Swashbuckler--"Robin Hood," "The Sea Hawk," "Captain Blood" and other
giants of that genre on sheer good looks, panache and athleticism. All
three of these had been depleted by the end of the 195O's by prolonged
abuse of alcohol and drugs, largely triggered by the spiritually
demoralizing effects of Flynn's statutory rape trial in 1942.
Nevertheless, he proved his abilities in a surprise comeback in three
films: "The Sun Also Rises"(1957), "Too Much, Too Soon" and "The Roots
of Heaven" (both 1958), in all of which he played aging alcoholics with
a depth of feeling that startled his detractors. At this point, most
critics allege he "went out like a clown" with a dismal performance in
a truly dismal film, "Cuban Rebel Girls"(1959). He didn't. He redeemed
himself with a charming turn as an aging con man in "The Golden
Shanty," helped in the by-now hard work of memorizing lines--a strain
which seldom shows on screen--by the sympathetic direction of future
screen great Arthur Hiller, and sharp supporting turns by Peter Hansen
and Patricia Barry.
Yes, he looks old and tired, but these qualities are absolutely right for the part--and the role of "Doc Boatwright" offers Flynn fans a tantalizing glimpse of how he might have fared as an older, character actor had he lived. Watch his priceless facial expressions as Barry, who he's trying to swindle, talks giddily of running off to St. Louis with him, or his deliberately hollow protestations to Hansen ("Our national monuments!") This half-hour episode is funny and charming; don't be turned away by stories of the difficulties he had making it--it stands as a last, small triumph and a vindication of his acting ability.
In an interview, director Arthur Hiller recalls the time when he
directed Errol Flynn in what he described as "a little western story."
First encountering Flynn in rehearsal after checking his costume (and
noting the scent of vodka), Hiller was enormously impressed when the
actor gave a beautiful reading of his character in the read-through
with the cast, but, when it came time to block the action out and begin
filming, Flynn's self-confidence began to ebb away, prompting Hiller to
try to boost his confidence.
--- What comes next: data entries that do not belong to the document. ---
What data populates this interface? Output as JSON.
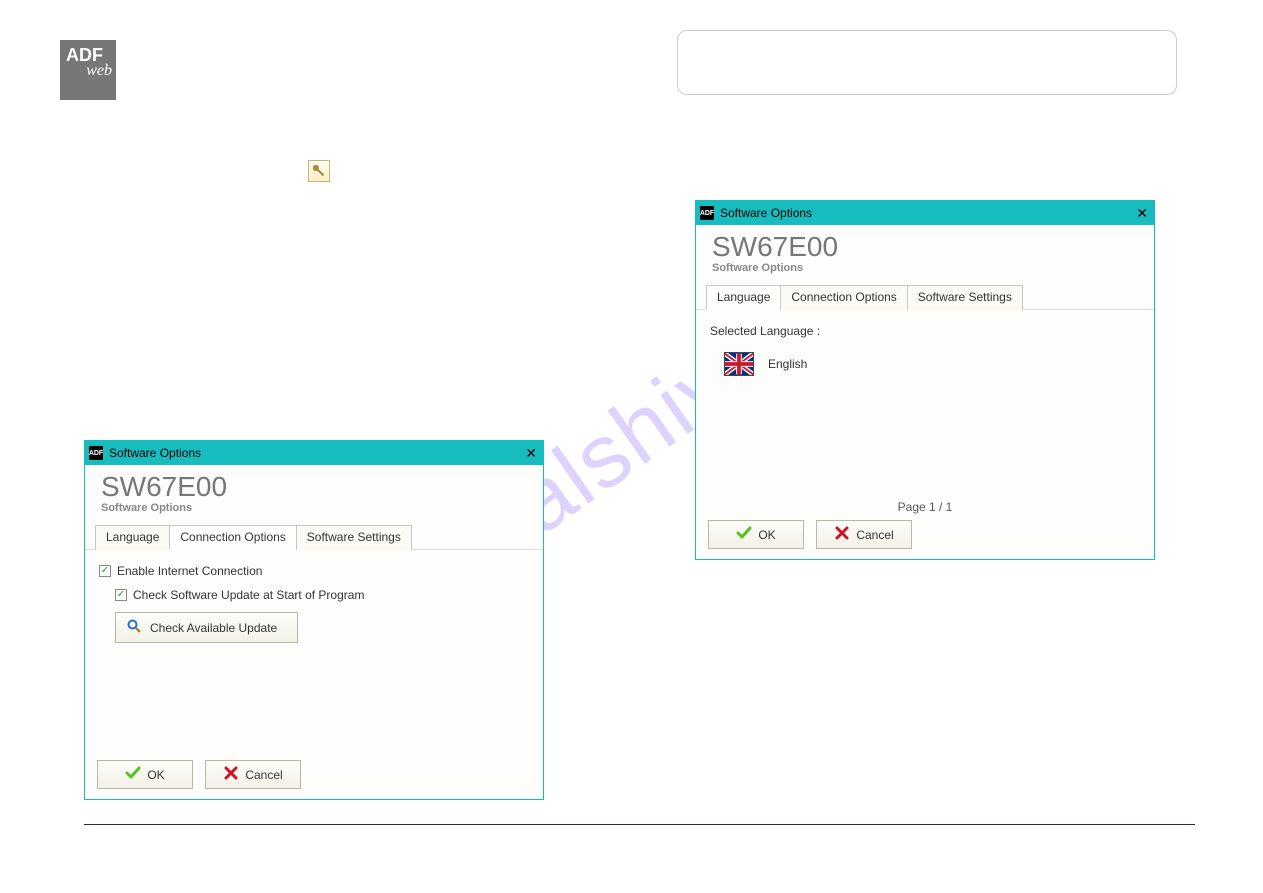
{
  "logo": {
    "line1": "ADF",
    "line2": "web"
  },
  "watermark_text": "manualshive.com",
  "dialog_title": "Software Options",
  "h_title": "SW67E00",
  "h_sub": "Software Options",
  "tabs": {
    "lang": "Language",
    "conn": "Connection Options",
    "soft": "Software Settings"
  },
  "d1": {
    "enable_internet": "Enable Internet Connection",
    "check_start": "Check Software Update at Start of Program",
    "check_btn": "Check Available Update"
  },
  "d2": {
    "selected_lang_label": "Selected Language :",
    "english": "English",
    "page_of": "Page 1 / 1"
  },
  "buttons": {
    "ok": "OK",
    "cancel": "Cancel"
  }
}
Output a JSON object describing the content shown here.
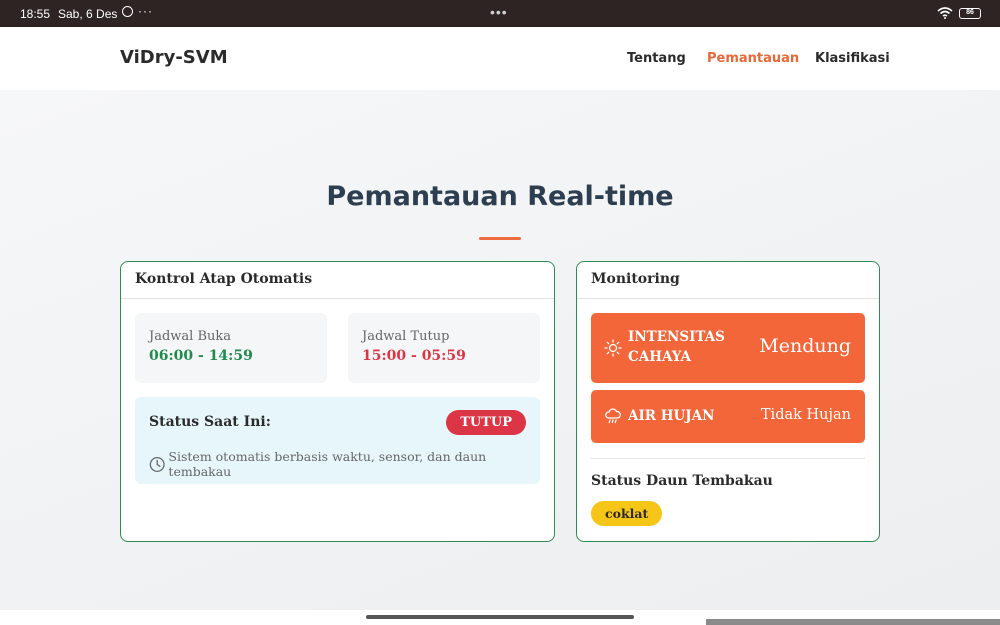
{
  "status_bar": {
    "time": "18:55",
    "date": "Sab, 6 Des",
    "more": "···",
    "center_dots": "•••",
    "battery": "86",
    "icons": [
      "whatsapp-icon",
      "wifi-icon",
      "battery-icon"
    ]
  },
  "navbar": {
    "brand": "ViDry-SVM",
    "links": [
      {
        "label": "Tentang",
        "active": false
      },
      {
        "label": "Pemantauan",
        "active": true
      },
      {
        "label": "Klasifikasi",
        "active": false
      }
    ],
    "active_color": "#e8683a"
  },
  "page": {
    "title": "Pemantauan Real-time",
    "accent_color": "#ee6a3f"
  },
  "roof_control": {
    "title": "Kontrol Atap Otomatis",
    "open_schedule": {
      "label": "Jadwal Buka",
      "value": "06:00 - 14:59",
      "color": "#1e8a4c"
    },
    "close_schedule": {
      "label": "Jadwal Tutup",
      "value": "15:00 - 05:59",
      "color": "#dc3545"
    },
    "status": {
      "label": "Status Saat Ini:",
      "badge": "TUTUP",
      "badge_color": "#dc3545",
      "note": "Sistem otomatis berbasis waktu, sensor, dan daun tembakau",
      "note_icon": "clock-icon"
    }
  },
  "monitoring": {
    "title": "Monitoring",
    "tiles": [
      {
        "icon": "sun-icon",
        "label": "INTENSITAS CAHAYA",
        "value": "Mendung"
      },
      {
        "icon": "cloud-rain-icon",
        "label": "AIR HUJAN",
        "value": "Tidak Hujan"
      }
    ],
    "tile_color": "#f2663a",
    "leaf": {
      "title": "Status Daun Tembakau",
      "badge": "coklat",
      "badge_color": "#f5c518"
    }
  }
}
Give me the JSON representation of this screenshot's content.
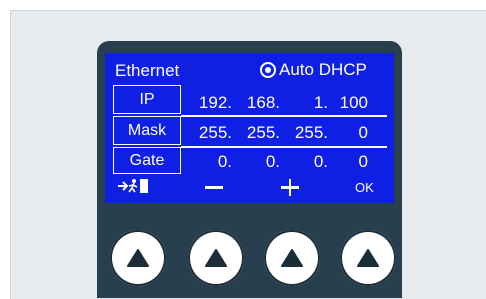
{
  "screen": {
    "title": "Ethernet",
    "dhcp_label": "Auto DHCP",
    "rows": [
      {
        "label": "IP",
        "octets": [
          "192.",
          "168.",
          "1.",
          "100"
        ]
      },
      {
        "label": "Mask",
        "octets": [
          "255.",
          "255.",
          "255.",
          "0"
        ]
      },
      {
        "label": "Gate",
        "octets": [
          "0.",
          "0.",
          "0.",
          "0"
        ]
      }
    ],
    "softkeys": {
      "ok_label": "OK"
    }
  },
  "colors": {
    "screen_bg": "#0f1fe3",
    "device_body": "#283f4e",
    "panel_bg": "#e8ebee"
  },
  "icons": [
    "exit-icon",
    "minus-icon",
    "plus-icon",
    "up-triangle-icon"
  ]
}
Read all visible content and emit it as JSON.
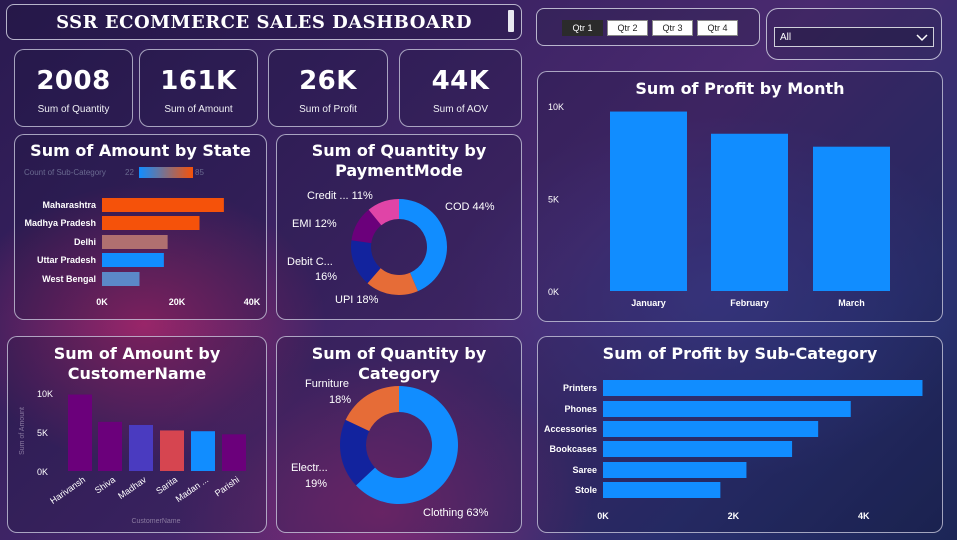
{
  "header": {
    "title": "SSR ECOMMERCE SALES DASHBOARD"
  },
  "slicer": {
    "quarters": [
      "Qtr 1",
      "Qtr 2",
      "Qtr 3",
      "Qtr 4"
    ],
    "selected": "Qtr 1",
    "dropdown_value": "All"
  },
  "kpis": [
    {
      "value": "2008",
      "label": "Sum of Quantity"
    },
    {
      "value": "161K",
      "label": "Sum of Amount"
    },
    {
      "value": "26K",
      "label": "Sum of Profit"
    },
    {
      "value": "44K",
      "label": "Sum of AOV"
    }
  ],
  "colors": {
    "blue": "#118DFF",
    "orange_red": "#F5520A",
    "dark_purple": "#6B007B",
    "violet": "#8A2BE2",
    "pink": "#E044A7",
    "orange": "#E66C37",
    "navy": "#12239E",
    "coral": "#D64550",
    "rose": "#B07070",
    "steel": "#5B88C8"
  },
  "chart_data": [
    {
      "id": "amount_by_state",
      "type": "bar",
      "orientation": "horizontal",
      "title": "Sum of Amount by State",
      "legend": {
        "title": "Count of Sub-Category",
        "min": "22",
        "max": "85"
      },
      "categories": [
        "Maharashtra",
        "Madhya Pradesh",
        "Delhi",
        "Uttar Pradesh",
        "West Bengal"
      ],
      "values": [
        32500,
        26000,
        17500,
        16500,
        10000
      ],
      "bar_colors": [
        "#F5520A",
        "#F5520A",
        "#B07070",
        "#118DFF",
        "#5B88C8"
      ],
      "xticks": [
        "0K",
        "20K",
        "40K"
      ],
      "xlim": [
        0,
        40000
      ]
    },
    {
      "id": "quantity_by_paymentmode",
      "type": "pie",
      "donut": true,
      "title": "Sum of Quantity by PaymentMode",
      "labels": [
        "COD 44%",
        "UPI 18%",
        "Debit C... 16%",
        "EMI 12%",
        "Credit ... 11%"
      ],
      "values": [
        44,
        18,
        16,
        12,
        11
      ],
      "slice_colors": [
        "#118DFF",
        "#E66C37",
        "#12239E",
        "#6B007B",
        "#E044A7"
      ]
    },
    {
      "id": "profit_by_month",
      "type": "bar",
      "title": "Sum of Profit by Month",
      "categories": [
        "January",
        "February",
        "March"
      ],
      "values": [
        9700,
        8500,
        7800
      ],
      "yticks": [
        "0K",
        "5K",
        "10K"
      ],
      "ylim": [
        0,
        10000
      ]
    },
    {
      "id": "amount_by_customername",
      "type": "bar",
      "title": "Sum of Amount by CustomerName",
      "ylabel": "Sum of Amount",
      "xlabel": "CustomerName",
      "categories": [
        "Harivansh",
        "Shiva",
        "Madhav",
        "Sarita",
        "Madan ...",
        "Parishi"
      ],
      "values": [
        9800,
        6300,
        5900,
        5200,
        5100,
        4700
      ],
      "bar_colors": [
        "#6B007B",
        "#6B007B",
        "#4A3BC0",
        "#D64550",
        "#118DFF",
        "#6B007B"
      ],
      "yticks": [
        "0K",
        "5K",
        "10K"
      ],
      "ylim": [
        0,
        10000
      ]
    },
    {
      "id": "quantity_by_category",
      "type": "pie",
      "donut": true,
      "title": "Sum of Quantity by Category",
      "labels": [
        "Clothing 63%",
        "Electr... 19%",
        "Furniture 18%"
      ],
      "values": [
        63,
        19,
        18
      ],
      "slice_colors": [
        "#118DFF",
        "#12239E",
        "#E66C37"
      ]
    },
    {
      "id": "profit_by_subcategory",
      "type": "bar",
      "orientation": "horizontal",
      "title": "Sum of Profit by Sub-Category",
      "categories": [
        "Printers",
        "Phones",
        "Accessories",
        "Bookcases",
        "Saree",
        "Stole"
      ],
      "values": [
        4900,
        3800,
        3300,
        2900,
        2200,
        1800
      ],
      "xticks": [
        "0K",
        "2K",
        "4K"
      ],
      "xlim": [
        0,
        5000
      ]
    }
  ]
}
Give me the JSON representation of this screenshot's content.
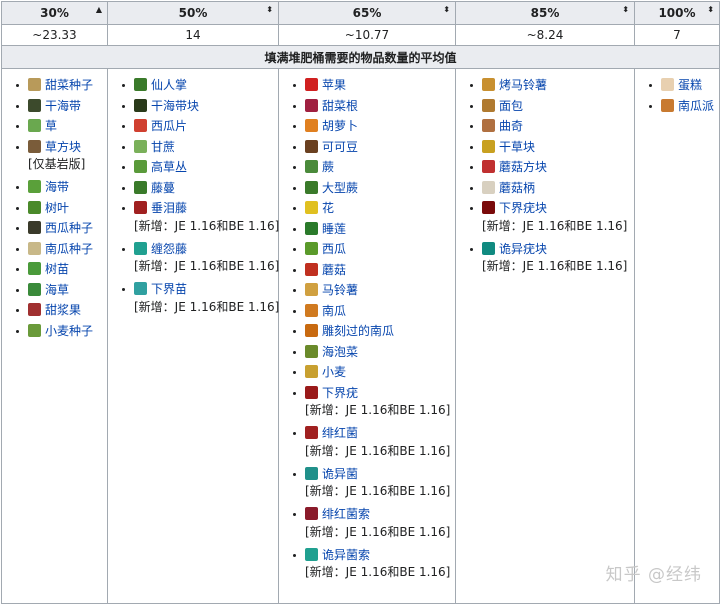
{
  "headers": [
    {
      "label": "30%",
      "sort": "▲"
    },
    {
      "label": "50%",
      "sort": "⬍"
    },
    {
      "label": "65%",
      "sort": "⬍"
    },
    {
      "label": "85%",
      "sort": "⬍"
    },
    {
      "label": "100%",
      "sort": "⬍"
    }
  ],
  "averages": [
    "~23.33",
    "14",
    "~10.77",
    "~8.24",
    "7"
  ],
  "caption": "填满堆肥桶需要的物品数量的平均值",
  "columns": [
    {
      "items": [
        {
          "name": "甜菜种子",
          "icon": "beetroot-seeds-icon",
          "color": "#b89a5a"
        },
        {
          "name": "干海带",
          "icon": "dried-kelp-icon",
          "color": "#3c4a2c"
        },
        {
          "name": "草",
          "icon": "grass-icon",
          "color": "#6aa84f"
        },
        {
          "name": "草方块",
          "icon": "grass-block-icon",
          "color": "#7a5c3a",
          "note": "[仅基岩版]"
        },
        {
          "name": "海带",
          "icon": "kelp-icon",
          "color": "#5aa03a"
        },
        {
          "name": "树叶",
          "icon": "leaves-icon",
          "color": "#4a8a2a"
        },
        {
          "name": "西瓜种子",
          "icon": "melon-seeds-icon",
          "color": "#3a3a2a"
        },
        {
          "name": "南瓜种子",
          "icon": "pumpkin-seeds-icon",
          "color": "#c8b888"
        },
        {
          "name": "树苗",
          "icon": "sapling-icon",
          "color": "#4a9a3a"
        },
        {
          "name": "海草",
          "icon": "seagrass-icon",
          "color": "#3a8a3a"
        },
        {
          "name": "甜浆果",
          "icon": "sweet-berries-icon",
          "color": "#a03030"
        },
        {
          "name": "小麦种子",
          "icon": "wheat-seeds-icon",
          "color": "#6a9a3a"
        }
      ]
    },
    {
      "items": [
        {
          "name": "仙人掌",
          "icon": "cactus-icon",
          "color": "#3a7a2a"
        },
        {
          "name": "干海带块",
          "icon": "dried-kelp-block-icon",
          "color": "#2a3a1a"
        },
        {
          "name": "西瓜片",
          "icon": "melon-slice-icon",
          "color": "#d04030"
        },
        {
          "name": "甘蔗",
          "icon": "sugar-cane-icon",
          "color": "#7ab05a"
        },
        {
          "name": "高草丛",
          "icon": "tall-grass-icon",
          "color": "#5a9a3a"
        },
        {
          "name": "藤蔓",
          "icon": "vines-icon",
          "color": "#3a7a2a"
        },
        {
          "name": "垂泪藤",
          "icon": "weeping-vines-icon",
          "color": "#a02020",
          "note": "[新增：JE 1.16和BE 1.16]"
        },
        {
          "name": "缠怨藤",
          "icon": "twisting-vines-icon",
          "color": "#20a090",
          "note": "[新增：JE 1.16和BE 1.16]"
        },
        {
          "name": "下界苗",
          "icon": "nether-sprouts-icon",
          "color": "#30a0a0",
          "note": "[新增：JE 1.16和BE 1.16]"
        }
      ]
    },
    {
      "items": [
        {
          "name": "苹果",
          "icon": "apple-icon",
          "color": "#d02020"
        },
        {
          "name": "甜菜根",
          "icon": "beetroot-icon",
          "color": "#a02040"
        },
        {
          "name": "胡萝卜",
          "icon": "carrot-icon",
          "color": "#e08020"
        },
        {
          "name": "可可豆",
          "icon": "cocoa-beans-icon",
          "color": "#6a4020"
        },
        {
          "name": "蕨",
          "icon": "fern-icon",
          "color": "#4a8a3a"
        },
        {
          "name": "大型蕨",
          "icon": "large-fern-icon",
          "color": "#3a7a2a"
        },
        {
          "name": "花",
          "icon": "flower-icon",
          "color": "#e0c020"
        },
        {
          "name": "睡莲",
          "icon": "lily-pad-icon",
          "color": "#2a7a2a"
        },
        {
          "name": "西瓜",
          "icon": "melon-icon",
          "color": "#5a9a2a"
        },
        {
          "name": "蘑菇",
          "icon": "mushroom-icon",
          "color": "#c03020"
        },
        {
          "name": "马铃薯",
          "icon": "potato-icon",
          "color": "#d0a040"
        },
        {
          "name": "南瓜",
          "icon": "pumpkin-icon",
          "color": "#d07a20"
        },
        {
          "name": "雕刻过的南瓜",
          "icon": "carved-pumpkin-icon",
          "color": "#c86a10"
        },
        {
          "name": "海泡菜",
          "icon": "sea-pickle-icon",
          "color": "#6a8a2a"
        },
        {
          "name": "小麦",
          "icon": "wheat-icon",
          "color": "#c8a030"
        },
        {
          "name": "下界疣",
          "icon": "nether-wart-icon",
          "color": "#9a1a1a",
          "note": "[新增：JE 1.16和BE 1.16]"
        },
        {
          "name": "绯红菌",
          "icon": "crimson-fungus-icon",
          "color": "#a02020",
          "note": "[新增：JE 1.16和BE 1.16]"
        },
        {
          "name": "诡异菌",
          "icon": "warped-fungus-icon",
          "color": "#20908a",
          "note": "[新增：JE 1.16和BE 1.16]"
        },
        {
          "name": "绯红菌索",
          "icon": "crimson-roots-icon",
          "color": "#8a1a2a",
          "note": "[新增：JE 1.16和BE 1.16]"
        },
        {
          "name": "诡异菌索",
          "icon": "warped-roots-icon",
          "color": "#20a090",
          "note": "[新增：JE 1.16和BE 1.16]"
        }
      ]
    },
    {
      "items": [
        {
          "name": "烤马铃薯",
          "icon": "baked-potato-icon",
          "color": "#c89030"
        },
        {
          "name": "面包",
          "icon": "bread-icon",
          "color": "#b07a30"
        },
        {
          "name": "曲奇",
          "icon": "cookie-icon",
          "color": "#b07040"
        },
        {
          "name": "干草块",
          "icon": "hay-bale-icon",
          "color": "#c8a020"
        },
        {
          "name": "蘑菇方块",
          "icon": "mushroom-block-icon",
          "color": "#c03030"
        },
        {
          "name": "蘑菇柄",
          "icon": "mushroom-stem-icon",
          "color": "#d8d0c0"
        },
        {
          "name": "下界疣块",
          "icon": "nether-wart-block-icon",
          "color": "#7a0a0a",
          "note": "[新增：JE 1.16和BE 1.16]"
        },
        {
          "name": "诡异疣块",
          "icon": "warped-wart-block-icon",
          "color": "#108a80",
          "note": "[新增：JE 1.16和BE 1.16]"
        }
      ]
    },
    {
      "items": [
        {
          "name": "蛋糕",
          "icon": "cake-icon",
          "color": "#e8d0b0"
        },
        {
          "name": "南瓜派",
          "icon": "pumpkin-pie-icon",
          "color": "#c87a30"
        }
      ]
    }
  ],
  "watermark": "知乎 @经纬"
}
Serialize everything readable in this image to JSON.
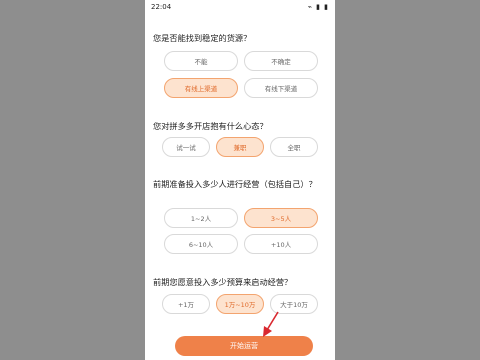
{
  "status": {
    "time": "22:04",
    "icons": "⌁ ▮ ▮"
  },
  "questions": [
    {
      "title": "您是否能找到稳定的货源？",
      "options": [
        "不能",
        "不确定",
        "有线上渠道",
        "有线下渠道"
      ],
      "selected": 2
    },
    {
      "title": "您对拼多多开店抱有什么心态？",
      "options": [
        "试一试",
        "兼职",
        "全职"
      ],
      "selected": 1
    },
    {
      "title": "前期准备投入多少人进行经营（包括自己）？",
      "options": [
        "1~2人",
        "3~5人",
        "6~10人",
        "+10人"
      ],
      "selected": 1
    },
    {
      "title": "前期您愿意投入多少预算来启动经营？",
      "options": [
        "+1万",
        "1万~10万",
        "大于10万"
      ],
      "selected": 1
    }
  ],
  "start_button": "开始运营",
  "colors": {
    "accent": "#ef8149",
    "selected_bg": "#fde3cf",
    "arrow": "#d9282f"
  }
}
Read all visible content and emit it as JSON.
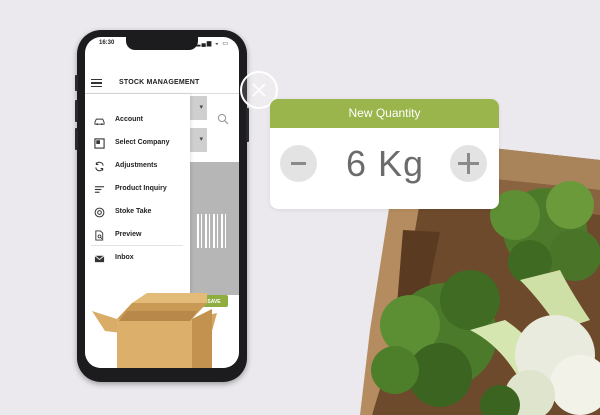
{
  "status_bar": {
    "time": "16:30"
  },
  "app": {
    "title": "STOCK MANAGEMENT",
    "save_label": "SAVE"
  },
  "drawer": {
    "items": [
      {
        "label": "Account",
        "icon": "car-icon"
      },
      {
        "label": "Select Company",
        "icon": "company-icon"
      },
      {
        "label": "Adjustments",
        "icon": "sync-icon"
      },
      {
        "label": "Product Inquiry",
        "icon": "list-icon"
      },
      {
        "label": "Stoke Take",
        "icon": "target-icon"
      },
      {
        "label": "Preview",
        "icon": "document-search-icon"
      },
      {
        "label": "Inbox",
        "icon": "inbox-icon"
      }
    ]
  },
  "quantity_card": {
    "title": "New Quantity",
    "value": "6 Kg",
    "decrement_symbol": "−",
    "increment_symbol": "+"
  },
  "colors": {
    "accent": "#99b54b",
    "save_button": "#8fae3f",
    "background": "#ebe9ed"
  }
}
Despite the warmth between the actor and
director, the next day Flynn called in sick.
According to Hiller, the production company brought Errol to work by limo after their doctor checked him out, and Hiller understood that Flynn was merely afraid. The once swashbuckling figure, who was clearly in pain, at one point faltered over a bit of business, laid his head on the bar in the saloon where the scene was set, breaking down in tears during filming, saying "I don't know what I'm doing." Hiller, who felt that the actor was well liked by most people was deeply moved by the whole experience, much of it too heartbreaking to witness.
The director describes the filming of "The Golden Shanty" in some detail during an interview found at the Archive of American Television, found below in Part 6 of his account of his career. The comments about Flynn begin at 6:06 below: http://www.youtube.com/watch?feature=player_detailpage&v=-JQ_juHn0Vg
Flynn is a tired weary man to watch in this half hour television
episode that was sandwiched in between conferring with the publishers
and checking the galleys of his autobiography My Wicked,Wicked Ways and
nailing down a buyer for his beloved yacht the Zaca. Each undertaking
eagerly accepted in a bid to stay one step ahead of insolvency.
The story is simple enough, Flynn's Doc is a jaded conman with a medicine wagon and a cure all elixir to fleece his customers. He stumbles into an unexpected windfall when he passes through a gold town that has seen better days. While he plots to stash his cache in his wagon, he comes across the usual complications.
Naturally, there's a girl who is captured by his (rusty) charms. Golden Shanty is run of the mill television, boosted by the presence of a Flynn now faded. It was directed by Arthur Hiller (Plaza Suite) who, despite it all, found Errol "impossible to dislike", with the mischievous charm of a small boy. (The Films of Errol Flynn. Citadel 1969). For Flynn fans there are a few sparse sparkles, nothing more.
|Ratings||Plot keywords||Main details|
|Your user reviews||Your vote history|